The latest edition of Lloyd’s City Risk Index (CRI) has found out that Delhi (5th), Mumbai (6th) and Bangalore (7th) rank among the top 10 cities globally for GDP@Risk for terrorism threats.


Delhi (5th) and Mumbai (7th) are also in the global top 10 for GDP@Risk attributed to civil conflict.Delhi has the largest GDP@Risk of all Indian cities at US$3.5bn and is also the highest-ranked city in South Asia. It is closely followed by Mumbai at US$3.1bn.


Civil conflict and interstate conflict are the top two threats for each city, except Kolkata which has tropical windstorm as its largest threat.


Threats from conflict and terrorism account for more than half (58 pc ) of the risk to India’s economic output annually (GDP@Risk), at US$9bn, according to Lloyd’s, the world’s insurance and reinsurance market.


The latest edition of Lloyd’s City Risk Index (CRI), reflecting the geopolitical tension in the region,developed in collaboration with the Cambridge Centre for Risk Studies, was released on Wednesday and measures impacts from 22 separate threats in 279 cities across the world.


These cities were chosen as they are the key engines of global economic growth,with an estimated combined economic output of US$35.4 trillion (equivalent to 41% of global GDP).


The report has analysed the impacts of various prominent risks like terrorism, civil conflict, human pandemics floods and climate change, on gross domestic product(GDP@Risk) of 10 major cities in India: Ahmedabad, Bangalore,Chennai, Delhi, Hyderabad,Kanpur, Kolkata,Mumbai,Pune,and Surat.

Other threats which feature prominently for India’s cities include human pandemics and floods,posting an estimated US$1.7bn and US$1.3bn GDP@Risk for the country respectively.


Lloyd’s India Country Manager, Shankar Garigiparthy, said:“While India is fast becoming one of the most diverse and largest growth economies in the world,there is some concern that this may be undermined somewhat by a rising spate of conflict in the region.India faces complicated and costly threats from subversive groups as well as from the complex relationship with its neighbours. We hope that our research helps Indian cities on their first step to building resilience and managing these risks.”


Worst-case scenarios:

While the CRI calculates GDP@Risk on an average annual basis, it also assesses the estimated cost to each city’s GDP if a particular threat scenario occurred. For Delhi, this reveals that an extreme interstate conflict scenario could cost the city US$225.2bn and that an extreme flood or civil conflict could cost US$122bn or US$72.3bn respectively.


With Delhi’s overall GDP at US$108.5bn, an extreme interstate conflict or flood could cost more than the city’s overall annual economic output.

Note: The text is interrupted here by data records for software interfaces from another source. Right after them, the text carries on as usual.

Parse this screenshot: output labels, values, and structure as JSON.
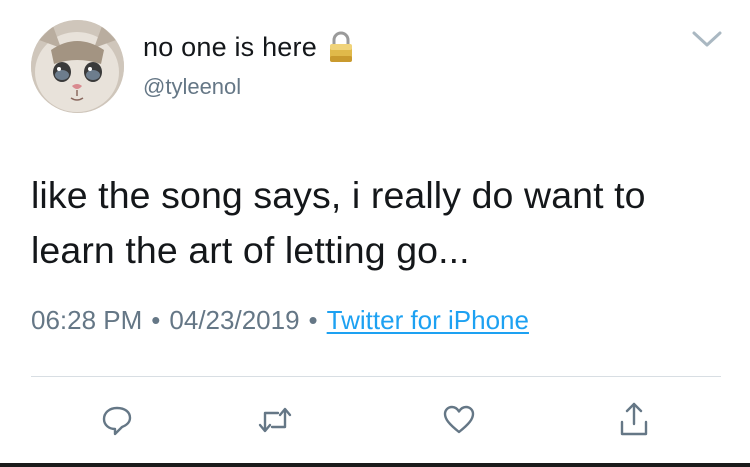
{
  "user": {
    "display_name": "no one is here",
    "handle": "@tyleenol",
    "protected_icon": "lock-icon",
    "avatar_icon": "crying-cat-avatar"
  },
  "menu": {
    "icon": "chevron-down-icon"
  },
  "tweet": {
    "text": "like the song says, i really do want to learn the art of letting go...",
    "time": "06:28 PM",
    "separator": "•",
    "date": "04/23/2019",
    "source": "Twitter for iPhone"
  },
  "actions": [
    {
      "name": "reply",
      "icon": "reply-icon"
    },
    {
      "name": "retweet",
      "icon": "retweet-icon"
    },
    {
      "name": "like",
      "icon": "heart-icon"
    },
    {
      "name": "share",
      "icon": "share-icon"
    }
  ],
  "colors": {
    "text": "#14171a",
    "secondary": "#657786",
    "link": "#1da1f2",
    "divider": "#d8dee3",
    "lock_gold": "#d9b84a"
  }
}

Extreme interstate conflict is also the costliest threat scenario for Ahmedabad and Mumbai, while an extreme civil conflict scenario would be costlier for Bangalore, Chennai, Hyderabad and Kanpur. For Kolkata, the costliest extreme scenario is a severe earthquake, which could cost US$74.4bn – more than double the city’s annual GDP of US$32.6bn.


Key global and APAC regional findings from the report are:

• Exposures are highest in a small number of cities: The 10 cities with the highest exposure to risk globally could together lose US$126.8bn each year, almost a quarter of all GDP@Risk,a finding that reflects the increasing concentration of wealth in certain geographic regions.

APAC accounts for half of the cities in the top 10 cities at risk, and three of the top five (#1 Tokyo, #3 Manila and #4 Taipei).

• Climate change is a major risk driver: Climate-related risks together account for US$123bn GDP@Risk globally, and this sum is expected to grow as extreme weather events become increasingly frequent and severe. Tropical windstorms, with a total estimated loss of US$59.1bn each year, are the largest threat to the GDP of APAC’s cities. Over half (54%) of APAC’s exposure comes from natural catastrophes.

• Building resilience is an urgent priority: The index also scores each city’s resilience based on criteria such as funding for emergency services and insurance levels. Of the 92 cities the index analyses in APAC, 16 are categorised as having very strong levels of resilience. This includes all Japanese, South Korean and New Zealand cities. However, 19 cities receive the lowest level of very weak. This includes all Indian and Pakistani cities. If all APAC cities included in the index were to achieve the highest resilience rating of very strong, then the GDP@Risk in the APAC region would decrease by US$34bn.